Along with the other playable characters, the game also teases when it comes to the total number of bosses. At the beginning of the game, your rank is 51, indicating there are 50 more bosses waiting to be slaughtered. However, the actual number of boss encounters is much less. While there are significantly more bosses that in the previous title, it is still well below the 50 assassins the game leads you to believe you are fighting. It’s another disappointment for those expecting a bigger game than before. You have to ask yourself why would they even mention something like this only to fall back on promises and offer much less content. A part of me suspects this is another form of gaming industry satire that Suda 51 is known for cleverly inserting into his titles. However, a more cynical part of me suspects that this was just another way to cut corners in game development. While the original premise may have included 50 assassins to kill, the amount of time and effort required to make each of them special and unique would be insane.
NMH2 is a sequel that realizes the worth of its own series and continues to play with what made it great. With its devil-may-care swagger and tongue-in-cheek look at gameplay conventions and expectations, NMH2 is a blood-soaked satire with a hack-and-slash set of clothing. There are areas that falter, but what is here is something unlike any other game in its genre -- or any genre. It’s refreshing to see a game and a developer with the freedom to express himself without worries of a demographic or publisher’s agenda to satisfy.
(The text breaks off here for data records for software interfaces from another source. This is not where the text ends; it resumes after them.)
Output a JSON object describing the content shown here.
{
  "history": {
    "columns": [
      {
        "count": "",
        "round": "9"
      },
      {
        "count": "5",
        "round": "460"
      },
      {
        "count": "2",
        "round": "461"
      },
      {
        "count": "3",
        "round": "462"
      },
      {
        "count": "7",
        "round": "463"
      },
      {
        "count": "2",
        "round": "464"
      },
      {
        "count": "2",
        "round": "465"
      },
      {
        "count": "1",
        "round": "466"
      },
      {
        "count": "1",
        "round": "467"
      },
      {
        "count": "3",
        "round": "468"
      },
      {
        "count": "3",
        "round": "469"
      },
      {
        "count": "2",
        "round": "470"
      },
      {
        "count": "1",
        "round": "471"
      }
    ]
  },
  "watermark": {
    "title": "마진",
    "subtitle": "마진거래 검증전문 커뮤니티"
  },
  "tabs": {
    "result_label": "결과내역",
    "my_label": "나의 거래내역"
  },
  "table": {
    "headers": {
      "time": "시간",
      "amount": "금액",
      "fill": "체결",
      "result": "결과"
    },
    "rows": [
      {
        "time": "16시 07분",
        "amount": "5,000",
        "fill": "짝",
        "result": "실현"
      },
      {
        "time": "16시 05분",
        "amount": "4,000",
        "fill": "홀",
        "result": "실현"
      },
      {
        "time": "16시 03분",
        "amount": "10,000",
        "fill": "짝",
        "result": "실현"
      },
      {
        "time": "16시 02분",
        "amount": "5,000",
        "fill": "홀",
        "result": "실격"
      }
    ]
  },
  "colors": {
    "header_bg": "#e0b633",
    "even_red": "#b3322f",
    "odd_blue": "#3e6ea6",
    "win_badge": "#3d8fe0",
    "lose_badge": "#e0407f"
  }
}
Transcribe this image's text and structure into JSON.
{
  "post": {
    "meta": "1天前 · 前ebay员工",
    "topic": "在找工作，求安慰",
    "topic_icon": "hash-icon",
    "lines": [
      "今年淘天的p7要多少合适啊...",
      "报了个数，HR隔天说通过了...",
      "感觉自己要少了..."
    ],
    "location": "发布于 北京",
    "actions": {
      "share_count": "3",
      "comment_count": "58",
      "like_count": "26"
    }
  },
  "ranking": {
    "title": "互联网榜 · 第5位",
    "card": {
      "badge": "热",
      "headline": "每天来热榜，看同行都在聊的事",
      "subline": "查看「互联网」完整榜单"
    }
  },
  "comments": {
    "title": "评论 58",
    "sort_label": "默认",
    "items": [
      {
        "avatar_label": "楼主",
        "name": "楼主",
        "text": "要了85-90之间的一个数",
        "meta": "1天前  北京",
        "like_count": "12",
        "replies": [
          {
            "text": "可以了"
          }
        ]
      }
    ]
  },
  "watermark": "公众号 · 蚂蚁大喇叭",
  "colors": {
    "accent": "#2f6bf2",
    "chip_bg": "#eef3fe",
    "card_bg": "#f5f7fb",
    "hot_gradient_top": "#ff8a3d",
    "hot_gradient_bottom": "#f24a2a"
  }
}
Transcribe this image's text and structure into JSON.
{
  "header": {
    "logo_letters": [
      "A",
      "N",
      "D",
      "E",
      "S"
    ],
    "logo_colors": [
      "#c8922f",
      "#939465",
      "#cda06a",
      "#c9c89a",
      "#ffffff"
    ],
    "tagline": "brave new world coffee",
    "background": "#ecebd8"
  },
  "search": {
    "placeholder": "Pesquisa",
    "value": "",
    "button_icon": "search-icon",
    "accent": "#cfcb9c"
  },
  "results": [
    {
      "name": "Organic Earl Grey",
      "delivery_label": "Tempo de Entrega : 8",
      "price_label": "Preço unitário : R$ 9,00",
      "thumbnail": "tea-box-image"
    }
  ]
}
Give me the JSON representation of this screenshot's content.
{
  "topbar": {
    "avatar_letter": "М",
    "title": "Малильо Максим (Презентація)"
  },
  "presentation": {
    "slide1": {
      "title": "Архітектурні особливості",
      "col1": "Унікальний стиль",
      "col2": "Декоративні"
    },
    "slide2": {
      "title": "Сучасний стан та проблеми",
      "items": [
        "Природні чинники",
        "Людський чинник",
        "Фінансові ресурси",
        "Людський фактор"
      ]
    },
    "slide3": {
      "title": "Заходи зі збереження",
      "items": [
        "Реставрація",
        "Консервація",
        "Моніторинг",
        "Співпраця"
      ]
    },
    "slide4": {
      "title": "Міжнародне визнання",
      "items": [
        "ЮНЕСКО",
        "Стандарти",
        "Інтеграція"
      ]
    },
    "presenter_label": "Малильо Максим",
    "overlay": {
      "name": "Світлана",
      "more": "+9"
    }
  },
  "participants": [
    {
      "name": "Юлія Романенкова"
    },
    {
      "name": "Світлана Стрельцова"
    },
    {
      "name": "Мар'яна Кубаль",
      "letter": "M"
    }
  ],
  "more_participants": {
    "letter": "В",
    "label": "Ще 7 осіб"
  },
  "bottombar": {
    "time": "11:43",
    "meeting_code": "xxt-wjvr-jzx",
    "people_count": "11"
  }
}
With the Wii seemingly in its twilight years and the Wii U on the horizon, it's worth it to take the time to go back and try this game out. While not perfect, there is so much that it does right and so many interesting approaches to old gaming tropes that it is more than worth your time and money if only to see a game that exists outside so many rules, conventions, and standards that have sadly become industry staples.